- _Exercise prompt_
The entries below should be repeated exactly, with no pictures carried over.

[Excerpted data]

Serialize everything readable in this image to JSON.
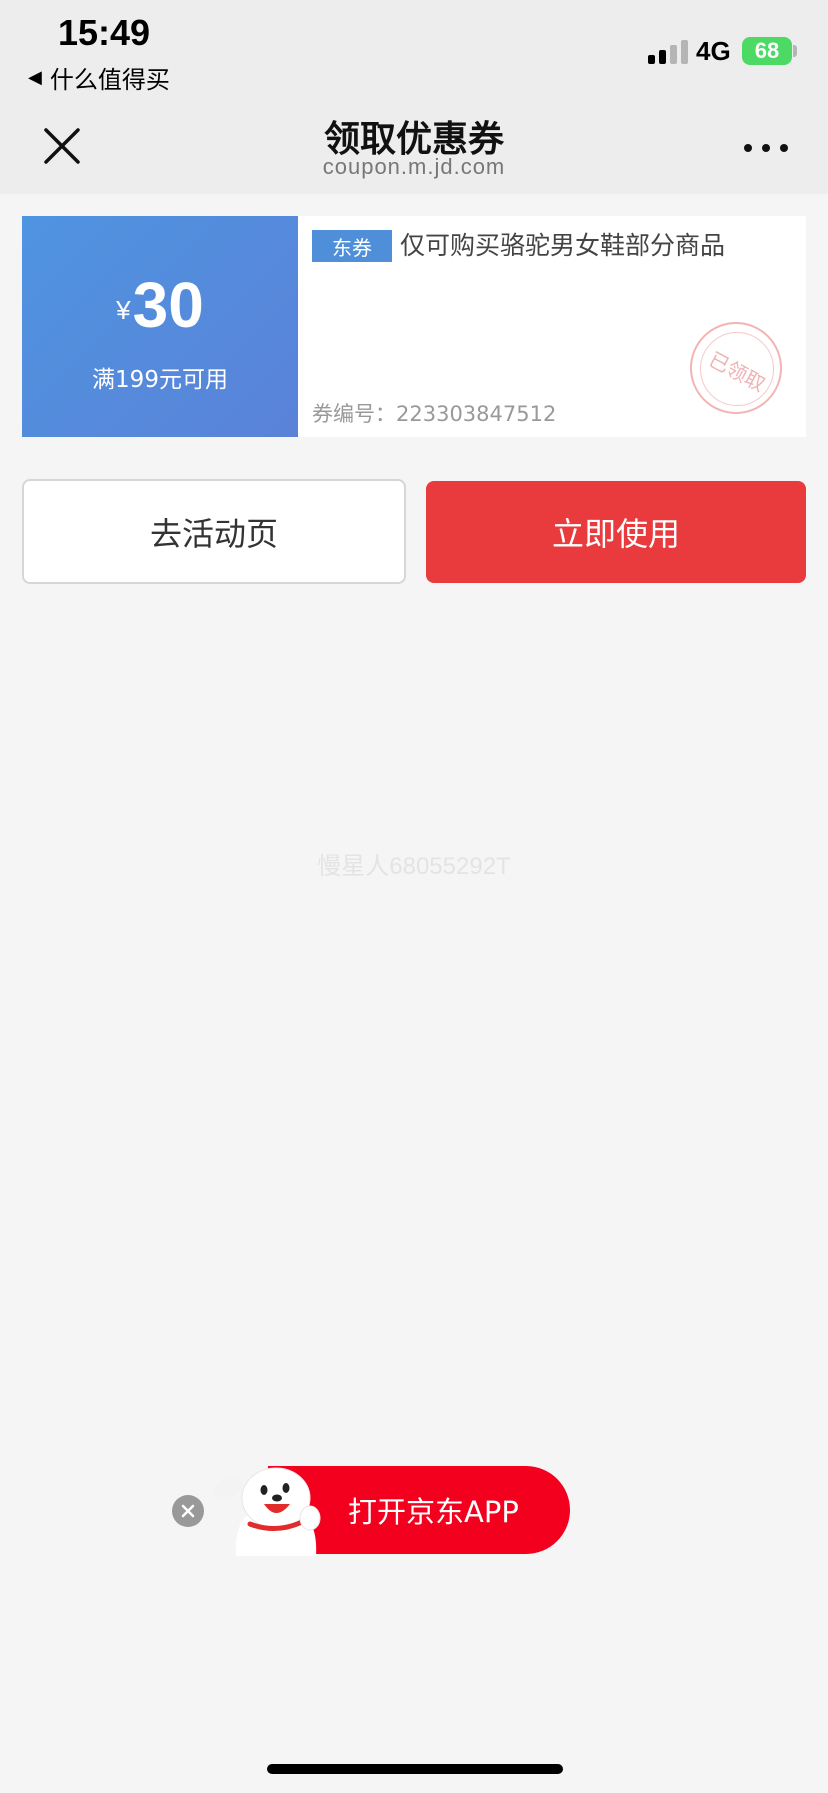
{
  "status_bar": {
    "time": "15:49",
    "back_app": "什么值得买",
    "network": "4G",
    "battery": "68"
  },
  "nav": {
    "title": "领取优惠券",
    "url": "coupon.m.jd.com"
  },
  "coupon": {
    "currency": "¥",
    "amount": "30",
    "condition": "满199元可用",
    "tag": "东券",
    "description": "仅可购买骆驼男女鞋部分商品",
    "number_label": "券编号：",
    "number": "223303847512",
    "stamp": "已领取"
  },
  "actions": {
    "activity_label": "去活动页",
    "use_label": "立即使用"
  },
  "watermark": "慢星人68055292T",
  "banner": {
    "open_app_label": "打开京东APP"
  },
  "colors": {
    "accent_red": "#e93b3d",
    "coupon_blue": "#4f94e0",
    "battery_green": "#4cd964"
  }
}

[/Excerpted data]

- _Written answer_
Serialize everything readable in this image to JSON.
{
  "status_bar": {
    "time": "15:49",
    "back_app": "什么值得买",
    "network": "4G",
    "battery": "68"
  },
  "nav": {
    "title": "领取优惠券",
    "url": "coupon.m.jd.com"
  },
  "coupon": {
    "currency": "¥",
    "amount": "30",
    "condition": "满199元可用",
    "tag": "东券",
    "description": "仅可购买骆驼男女鞋部分商品",
    "number_label": "券编号：",
    "number": "223303847512",
    "stamp": "已领取"
  },
  "actions": {
    "activity_label": "去活动页",
    "use_label": "立即使用"
  },
  "watermark": "慢星人68055292T",
  "banner": {
    "open_app_label": "打开京东APP"
  },
  "colors": {
    "accent_red": "#e93b3d",
    "coupon_blue": "#4f94e0",
    "battery_green": "#4cd964"
  }
}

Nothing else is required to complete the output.